Economists Say Falling Energy Prices May Feel Good, but Aren't a Panacea
WASHINGTON It should only be this simple: Oil prices plunge 20 percent, leading businesses and consumers to ramp up their spending, which gives a nice jolt to the economy.
That seems to be the conventional wisdom on Wall Street right now, where the pullback in energy prices is being cheered by investors.
But some contrarians think that view could be missing the point. While the decline in prices will provide some relief to motorists, it also reflects the country's weakening economic outlook. In other words, any benefit from falling pump prices may be outweighed by higher interest rates and a stagnating real-estate market.
Moreover, the economy did not crater in the face of soaring fuel prices -- because energy costs are only a small portion of the average U.S. household budget -- so why should the reverse be true?
"Lower oil prices don't mean that the economy is going to improve," said David Resler, chief economist at Nomura Securities in New York.

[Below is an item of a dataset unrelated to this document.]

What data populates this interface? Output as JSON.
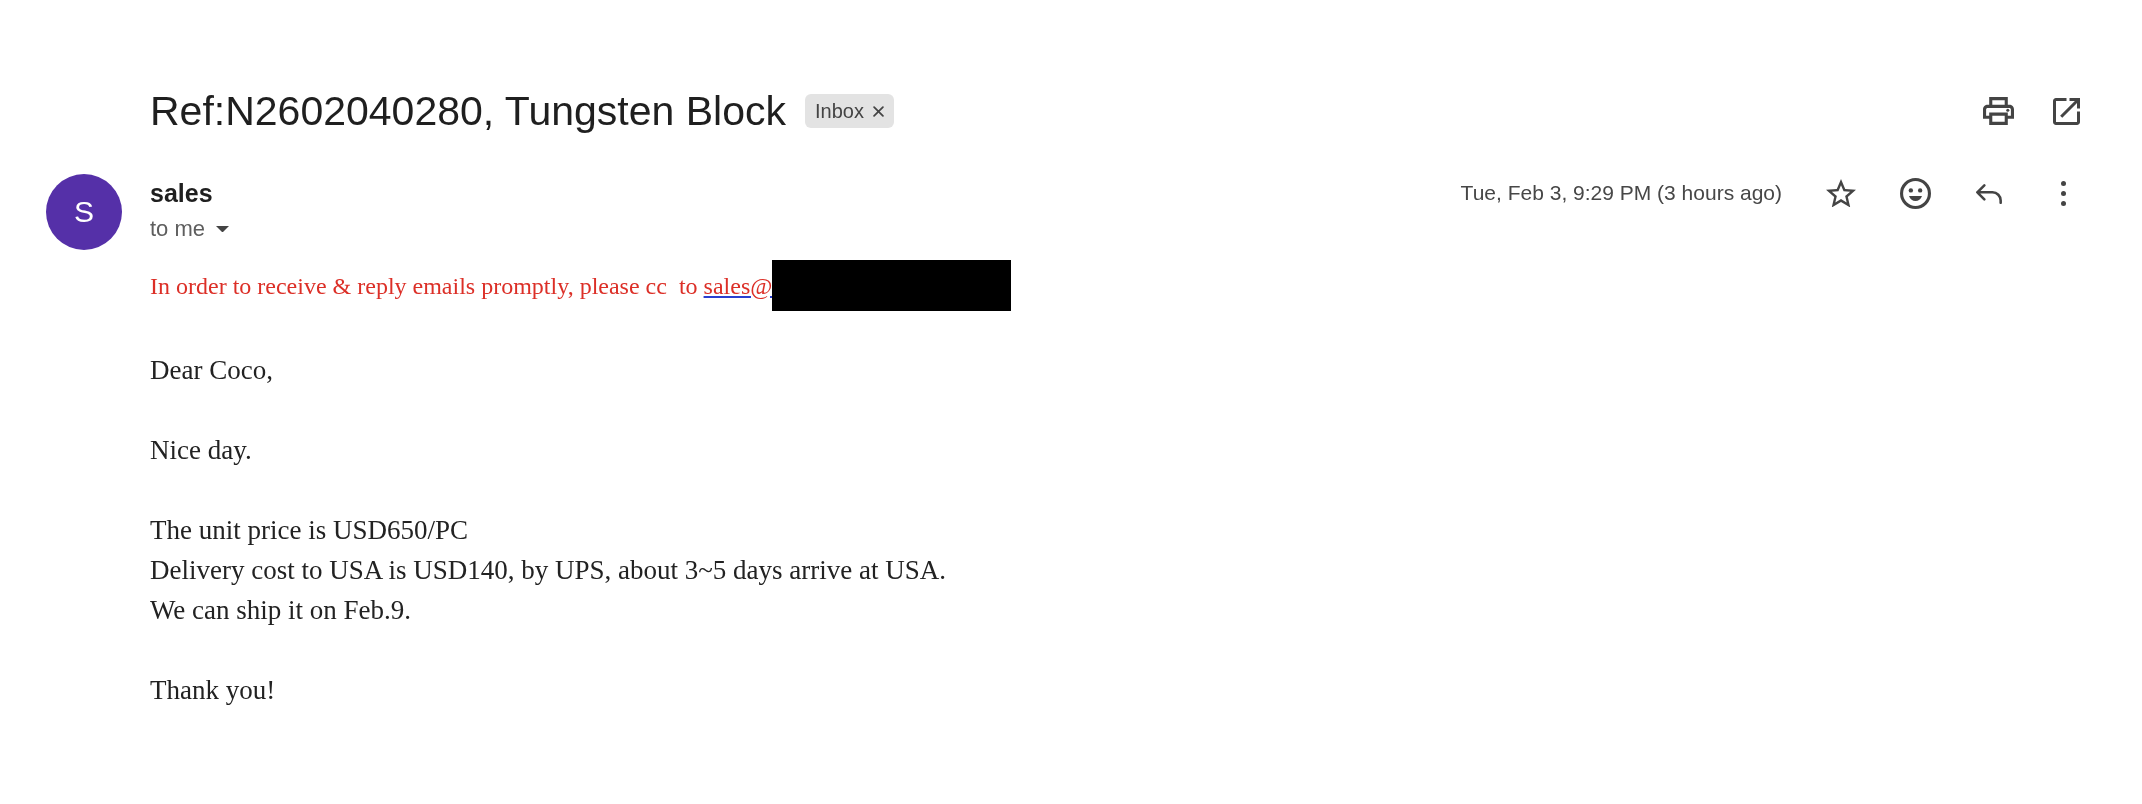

Crude oil futures fell sharply to around $62 a barrel Tuesday as traders focused on rising global inventories, easing supply threats and weakening demand. The interplay between energy and the economy, in the context of a real-estate slowdown, is likely to be a key issue at Wednesday's Federal Reserve meeting. The agency left interest rates unchanged in August amid signs of slower economic growth, and many economists expect the central bank to again hold its short-term rate steady at 5.25 percent.
To be sure, the nickels and dimes Americans save on fuel add up -- the country is spending roughly $70 million a day less on gasoline today than a year ago, according to the Oil Price Information Service. This may make consumers feel a little wealthier, and they could very well spend the extra pocket change on other things.
"But it's not going to stimulate spending that wouldn't have been there," said Resler. "It's just going to reallocate the spending" -- from, say, Exxon Mobil Corp. to Wal-Mart Stores Inc.
That somewhat pessimistic view is even a little too sunny for Peter Schiff, president of Euro Pacific Capital, Inc. of Darien, Conn.
Schiff said the economy has grown in recent years despite soaring gasoline prices thanks to historically low interest rates that made credit-card debt look cheap while fueling a housing boom that prompted many homeowners to take out home-equity loans.
According to the Federal Reserve, U.S. consumers owed $841 billion in credit-card and other revolving debts in July, compared with $804 billion a year earlier. Non-revolving debt, which includes automobile and personal loans, totaled $1.51 trillion in July, compared with $1.46 trillion a year earlier.
But as adjustable rates on mortgages and credit cards rise, "all of a sudden, $2.50-a-gallon might feel more expensive than $3," Schiff said.
Instead of spending all of their savings at the pump on other goods and services, Schiff expects many consumers to buckle down by either paying down debts or putting more money in the bank.
Indeed, the nation's retailers have a somewhat similar outlook. The National Retail Federation said Tuesday it expects retail sales in November and December to rise by 5 percent -- below last year's 6 percent increase.
That assessment is backed up by signs from the trucking industry that its peak pre-holiday shipping season will be a disappointment even after the benefits of cheaper diesel prices are factored in.
"The negative freight trends significantly outweigh the benefits of declining fuel prices," Merrill Lynch trucking analyst Ken Hoexter said in a research note.
And as if any further confirmation of the housing market's woe was necessary, the Commerce Department reported Tuesday that construction of new homes dropped a bigger-than-expected 6 percent in August -- the fifth decline in six months.
Still, Global Insight chief economist Nariman Behravesh sees reason for optimism.
He acknowledged that the anemic housing market is like a dark cloud hanging over the economy, but said it is all the more reason why the drop in oil prices should be seen as a ray of light.
"It helps to cushion the blow, in terms of the impact on the consumer," Behravesh said.
With oil at $65 instead of $75, Behravesh sees U.S. gross domestic product getting one- to two-tenths of a percentage point bump over the next year. A chunk of money that had flowed to foreign oil-producing nations will now go to American companies, he said.
Indeed, Wall Street already seems to have factored in a likely economic boon. Since July 14, when oil prices peaked above $78 a barrel, the S&P 500 Index has climbed by almost 7 percent. (Of course, part of the stock market surge is tied to expectations that the Federal Reserve is done raising rates for the time being.)
Merrill Lynch economist Sheryl King said investors may not be putting the recent drop in oil prices in the proper perspective.
Over the past 52 weeks, retail gasoline prices have averaged $2.62 a gallon, or 12 cents more than the current nationwide average of $2.50, according to Energy Department data. So it doesn't make much sense to get giddy about the post-summer slump, King said.
"The $3 gas price wasn't there for very long," King said.
Or as Schiff put it: "We're talking about $60 instead of $70. We're not talking about $20."
Source: Associated Press